Frogs can live on land and in fresh water. They cannot survive in salt water. Their development is by metamorphosis. They usually hatch as tadpoles from eggs, which are laid by a female frog. The eggs are called frogspawn. Tadpoles have tails and gills. The next stage, the “froglet,” develops lungs to breathe air instead of gills, but still have tails. The fully grown frog has long legs and no tail.
Adult frogs can jump with their legs. They have long tongues that they use to catch bugs. They make a sound called a croak. Some species live in trees, and some types of frog are protected by being poisonous. Frogs live all over the world. If a foreign species of frogs is introduced to another country, the local ecosystem might be affected.
Frogs are cold blooded animals. This means that they need heat to keep up their body temperature. If the temperature outside is cold, amphibians will not be active. Amphibians can get heat from the sun, usually indirectly: whereas reptiles can bask in the sun, amphibians usually do not, because it dries their skin. Some frogs estivate, a form of hibernation, during winter or during droughts. They usually look for underground place for this. These include burrowing in mud and holes. They survive by getting oxygen through their skin. They come out when the weather outside is favorable.
The structure of the feet and legs varies greatly among frog species, depending in part on whether they live primarily on the ground, in water, in trees or in burrows. Frogs must be able to move quickly through their environment to catch prey and escape predators, and numerous adaptations help them to do so. Most frogs are either proficient at jumping or are descended from ancestors that were.
The call or croak of a frog is unique to its species. Frogs create this sound by passing air through the larynx in the throat. In most calling frogs, the sound is amplified by one or more vocal sacs.
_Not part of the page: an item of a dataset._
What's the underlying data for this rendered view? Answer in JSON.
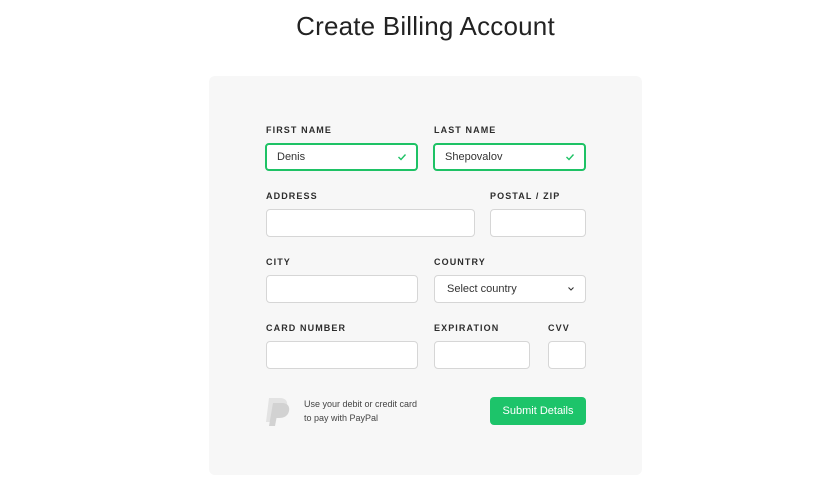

Some frog calls are so loud that they can be heard up to a mile away, the main reason for calling is to allow male frogs to attract a mate.
Frogs have skin with no scales or hair. They can take in oxygen from either water or air. Mucus that helps their skin to stay wet and slippery. Many amphibians have toxic skin. They have secretions which makes their skin poisonous.
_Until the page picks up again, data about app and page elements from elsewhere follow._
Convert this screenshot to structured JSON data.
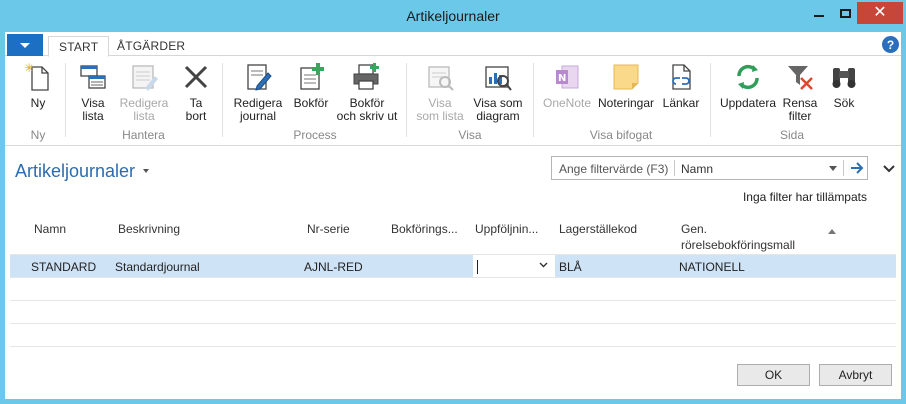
{
  "window": {
    "title": "Artikeljournaler",
    "minimize_glyph": "—",
    "close_glyph": "✕"
  },
  "tabs": [
    {
      "label": "START"
    },
    {
      "label": "ÅTGÄRDER"
    }
  ],
  "help_label": "?",
  "ribbon": {
    "buttons": [
      {
        "label": "Ny",
        "icon": "new-star-icon",
        "enabled": true
      },
      {
        "label": "Visa\nlista",
        "icon": "list-view-icon",
        "enabled": true
      },
      {
        "label": "Redigera\nlista",
        "icon": "edit-list-icon",
        "enabled": false
      },
      {
        "label": "Ta\nbort",
        "icon": "delete-x-icon",
        "enabled": true
      },
      {
        "label": "Redigera\njournal",
        "icon": "edit-journal-icon",
        "enabled": true
      },
      {
        "label": "Bokför",
        "icon": "post-icon",
        "enabled": true
      },
      {
        "label": "Bokför\noch skriv ut",
        "icon": "post-print-icon",
        "enabled": true
      },
      {
        "label": "Visa\nsom lista",
        "icon": "view-list-icon",
        "enabled": false
      },
      {
        "label": "Visa som\ndiagram",
        "icon": "view-chart-icon",
        "enabled": true
      },
      {
        "label": "OneNote",
        "icon": "onenote-icon",
        "enabled": false
      },
      {
        "label": "Noteringar",
        "icon": "notes-icon",
        "enabled": true
      },
      {
        "label": "Länkar",
        "icon": "links-icon",
        "enabled": true
      },
      {
        "label": "Uppdatera",
        "icon": "refresh-icon",
        "enabled": true
      },
      {
        "label": "Rensa\nfilter",
        "icon": "clear-filter-icon",
        "enabled": true
      },
      {
        "label": "Sök",
        "icon": "search-binoculars-icon",
        "enabled": true
      }
    ],
    "groups": [
      {
        "label": "Ny"
      },
      {
        "label": "Hantera"
      },
      {
        "label": "Process"
      },
      {
        "label": "Visa"
      },
      {
        "label": "Visa bifogat"
      },
      {
        "label": "Sida"
      }
    ]
  },
  "page": {
    "title": "Artikeljournaler",
    "filter_placeholder": "Ange filtervärde (F3)",
    "filter_field": "Namn",
    "no_filter_text": "Inga filter har tillämpats"
  },
  "grid": {
    "columns": [
      "Namn",
      "Beskrivning",
      "Nr-serie",
      "Bokförings...",
      "Uppföljnin...",
      "Lagerställekod",
      "Gen.\nrörelsebokföringsmall"
    ],
    "rows": [
      [
        "STANDARD",
        "Standardjournal",
        "AJNL-RED",
        "",
        "",
        "BLÅ",
        "NATIONELL"
      ]
    ],
    "empty_rows": 4
  },
  "buttons": {
    "ok": "OK",
    "cancel": "Avbryt"
  },
  "colors": {
    "window_frame": "#6cc8e8",
    "accent": "#2b6cb0",
    "selected_row": "#cfe3f6",
    "close_button": "#c7463a"
  }
}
Many frogs are semi-aquatic. They may live on both land and in water, and in any event prefer damp places. These include ponds, swamps, rivers and lakes. Most adults live where they grew up. Most amphibians lay their eggs in foam nests. Frogs can hear both in the air and below water.
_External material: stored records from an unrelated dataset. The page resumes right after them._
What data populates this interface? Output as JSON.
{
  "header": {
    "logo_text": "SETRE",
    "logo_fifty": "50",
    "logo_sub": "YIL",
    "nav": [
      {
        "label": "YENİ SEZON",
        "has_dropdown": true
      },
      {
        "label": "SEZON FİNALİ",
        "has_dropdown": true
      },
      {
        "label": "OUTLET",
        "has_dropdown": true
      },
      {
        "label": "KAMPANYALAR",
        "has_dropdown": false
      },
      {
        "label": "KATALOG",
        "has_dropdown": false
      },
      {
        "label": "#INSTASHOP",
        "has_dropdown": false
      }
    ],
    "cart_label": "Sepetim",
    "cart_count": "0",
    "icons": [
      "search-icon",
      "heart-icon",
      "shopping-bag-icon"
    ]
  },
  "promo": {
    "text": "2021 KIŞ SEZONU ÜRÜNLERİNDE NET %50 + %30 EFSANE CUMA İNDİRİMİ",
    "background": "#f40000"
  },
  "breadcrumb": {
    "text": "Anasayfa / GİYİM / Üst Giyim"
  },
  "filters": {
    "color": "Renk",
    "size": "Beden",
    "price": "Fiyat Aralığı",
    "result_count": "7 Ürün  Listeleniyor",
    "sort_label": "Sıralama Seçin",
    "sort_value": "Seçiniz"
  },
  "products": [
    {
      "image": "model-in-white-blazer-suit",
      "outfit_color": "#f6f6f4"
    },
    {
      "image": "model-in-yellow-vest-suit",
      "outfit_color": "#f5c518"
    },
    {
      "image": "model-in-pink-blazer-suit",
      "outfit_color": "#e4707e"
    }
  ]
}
Camouflage is a common defensive mechanism in frogs. Most camouflaged frogs are nocturnal; during the day, they seek out a position where they can blend into the background and remain undetected.
At the end of the tadpole stage, a frog undergoes metamorphosis in which its body makes a sudden transition into the adult form. This metamorphosis typically lasts only 24 hours.
The principal changes that take place include the development of the lungs and the disappearance of the gills and gill pouch, making the front legs visible. The lower jaw transforms into the big mandible of the carnivorous adult, and the long, spiral gut of the herbivorous tadpole is replaced by the typical short gut of a predator. The nervous system becomes adapted for hearing and vision, and for new methods of movement and feeding.
The eyes are repositioned higher up on the head and the eyelids and associated glands are formed. The eardrum, middle ear, and inner ear are developed. The skin becomes thicker and tougher and skin glands are developed. The final stage is the disappearance of the tail, but this takes place rather later, the tissue being used to produce a spurt of growth in the limbs. Frogs are at their most vulnerable to predators when they are undergoing metamorphosis. At this time, the tail is being lost and movement by means of limbs is only just becoming established.
Variations in development
Distribution and habitats
Frogs are widespread, and have adapted to many climates, even deserts. They rely on specific adaptations to survive. Members of the genus Cyclorana live in the Australian central desert. They bury themselves underground where they create a waterproof cocoon in which to estivate during dry periods. Once it rains, they come out, find a temporary pool, and breed. Egg and tadpole development is very fast in comparison to those of most other frogs, so breeding can be completed before the pond dries up.
Overall, frogs are a successful and widespread group. There are about 4,800 recorded species, which is over 85% of living amphibian species. They are one of the five most diverse vertebrate orders.